§ Task prompt
All of the records must be set down again word for word.

Start of Information

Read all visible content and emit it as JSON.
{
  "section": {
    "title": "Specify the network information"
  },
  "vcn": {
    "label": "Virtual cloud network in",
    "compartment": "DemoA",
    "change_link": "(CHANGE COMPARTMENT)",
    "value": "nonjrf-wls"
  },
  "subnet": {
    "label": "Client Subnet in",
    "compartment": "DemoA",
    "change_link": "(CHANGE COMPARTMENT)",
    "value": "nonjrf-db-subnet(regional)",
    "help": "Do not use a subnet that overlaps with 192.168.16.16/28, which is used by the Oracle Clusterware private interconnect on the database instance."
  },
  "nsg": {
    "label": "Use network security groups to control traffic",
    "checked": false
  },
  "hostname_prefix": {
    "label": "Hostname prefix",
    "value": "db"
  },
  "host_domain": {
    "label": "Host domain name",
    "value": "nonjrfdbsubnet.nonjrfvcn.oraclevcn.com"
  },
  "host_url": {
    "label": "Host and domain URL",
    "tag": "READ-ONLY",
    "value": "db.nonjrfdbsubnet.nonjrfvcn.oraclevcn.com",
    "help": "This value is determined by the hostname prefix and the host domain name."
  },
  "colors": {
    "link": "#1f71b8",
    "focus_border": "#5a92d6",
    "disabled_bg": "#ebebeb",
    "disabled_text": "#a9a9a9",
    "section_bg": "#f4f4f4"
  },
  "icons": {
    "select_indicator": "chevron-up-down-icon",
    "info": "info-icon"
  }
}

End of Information

§ Result
Read all visible content and emit it as JSON.
{
  "section": {
    "title": "Specify the network information"
  },
  "vcn": {
    "label": "Virtual cloud network in",
    "compartment": "DemoA",
    "change_link": "(CHANGE COMPARTMENT)",
    "value": "nonjrf-wls"
  },
  "subnet": {
    "label": "Client Subnet in",
    "compartment": "DemoA",
    "change_link": "(CHANGE COMPARTMENT)",
    "value": "nonjrf-db-subnet(regional)",
    "help": "Do not use a subnet that overlaps with 192.168.16.16/28, which is used by the Oracle Clusterware private interconnect on the database instance."
  },
  "nsg": {
    "label": "Use network security groups to control traffic",
    "checked": false
  },
  "hostname_prefix": {
    "label": "Hostname prefix",
    "value": "db"
  },
  "host_domain": {
    "label": "Host domain name",
    "value": "nonjrfdbsubnet.nonjrfvcn.oraclevcn.com"
  },
  "host_url": {
    "label": "Host and domain URL",
    "tag": "READ-ONLY",
    "value": "db.nonjrfdbsubnet.nonjrfvcn.oraclevcn.com",
    "help": "This value is determined by the hostname prefix and the host domain name."
  },
  "colors": {
    "link": "#1f71b8",
    "focus_border": "#5a92d6",
    "disabled_bg": "#ebebeb",
    "disabled_text": "#a9a9a9",
    "section_bg": "#f4f4f4"
  },
  "icons": {
    "select_indicator": "chevron-up-down-icon",
    "info": "info-icon"
  }
}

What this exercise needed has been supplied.